I didn’t really notice the animation until the end credits (mostly because I was paying attention to the movie), but the animation is really nice. The end credits look like live footage (at least on my airplane screen), with tough subject matter like water and leaves! But sadly, I don’t watch a movie just for the animation so the fact that the story didn’t appeal to me gives this a 2 out of 5 stars.


I almost fit Pixar’s Inside Out onto my flight to NY (only 95 mins) and just missed the denouement and credits. I’ve read some people say that this is the best Pixar movie so far. While I don’t conclusively agree, I think it does take on an interesting topic for kids – they usually don’t watch movies that are introspective.

The movie happens at the critical point of childhood where they grow up to be a teenager. Riley, the main character has a cross-country move to compound her difficulties adjusting to this period and that gives ample opportunity for her emotions to take over.

I liked the idea of being in one’s mind and understanding actions. Unlike Osmosis Jones, Inside Out shows an angle to kids where they may not have developed a lot or understood about themselves yet. That’s much more useful than imagining your immune system. As an adult, I found the 5 characters a bit simplistic. I guess those are the core emotions. But when they were in the parents head, they probably have more refined roles/emotions that perform decisions.

Watching Inside Out leads to an interesting thought experiment to understand what drives ones own behavior.
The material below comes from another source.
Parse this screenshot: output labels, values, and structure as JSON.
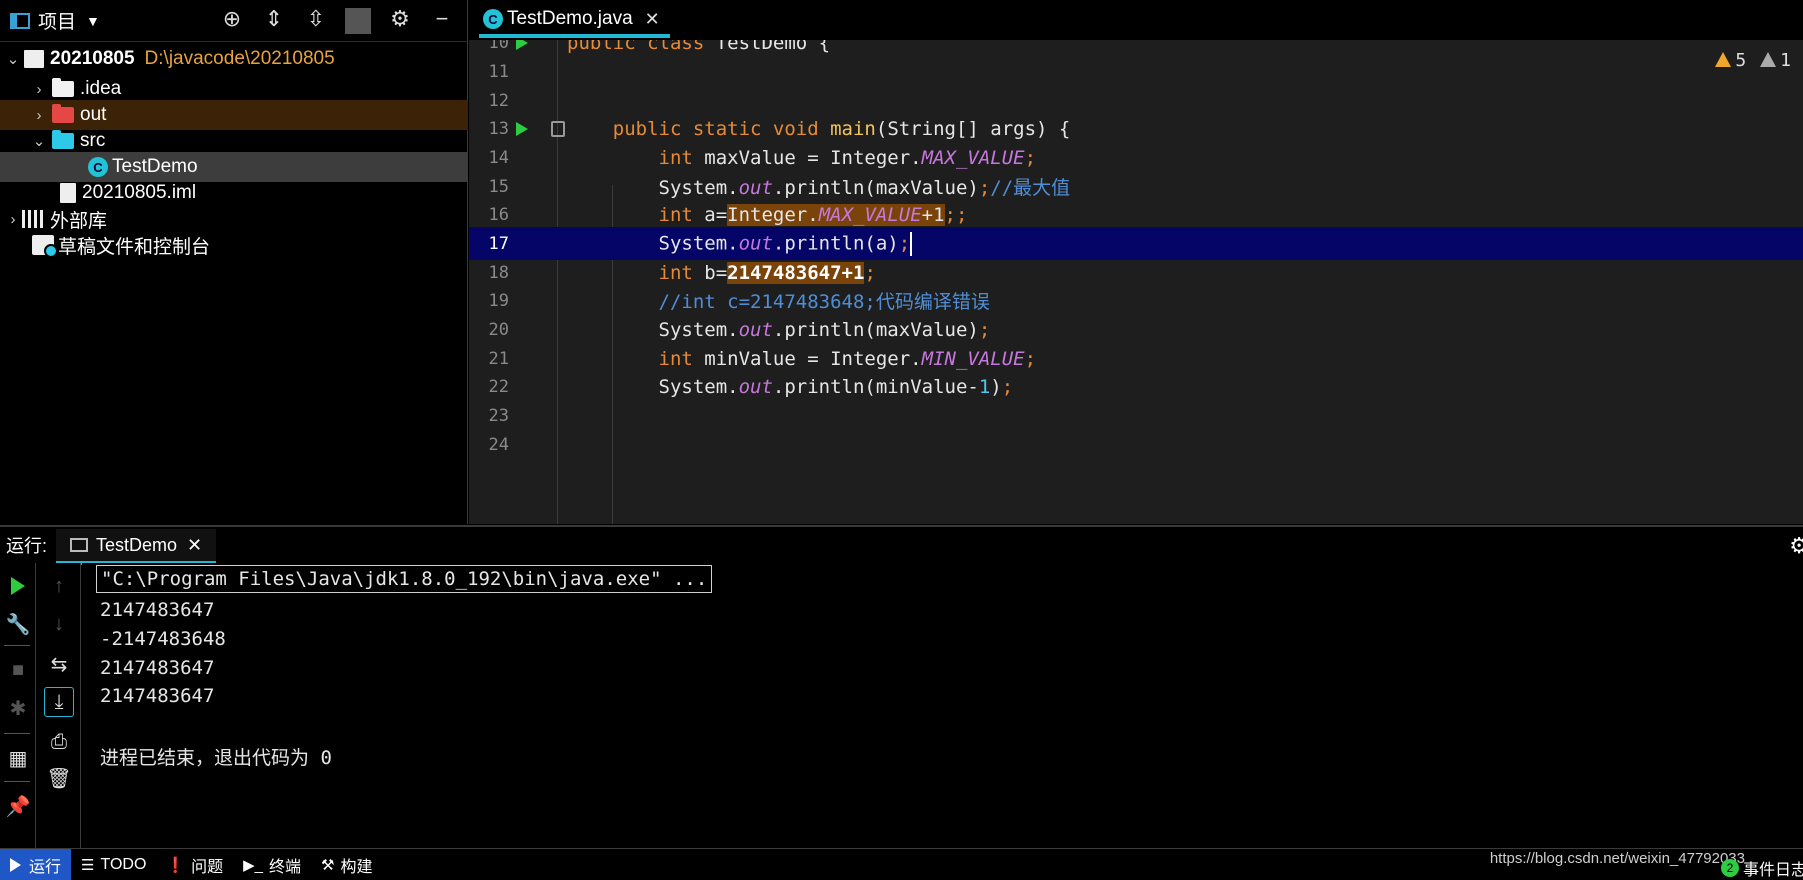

However, I didn’t think the movie was overly entertaining or funny – although it is a tear jerker at times. Three out of five stars from me.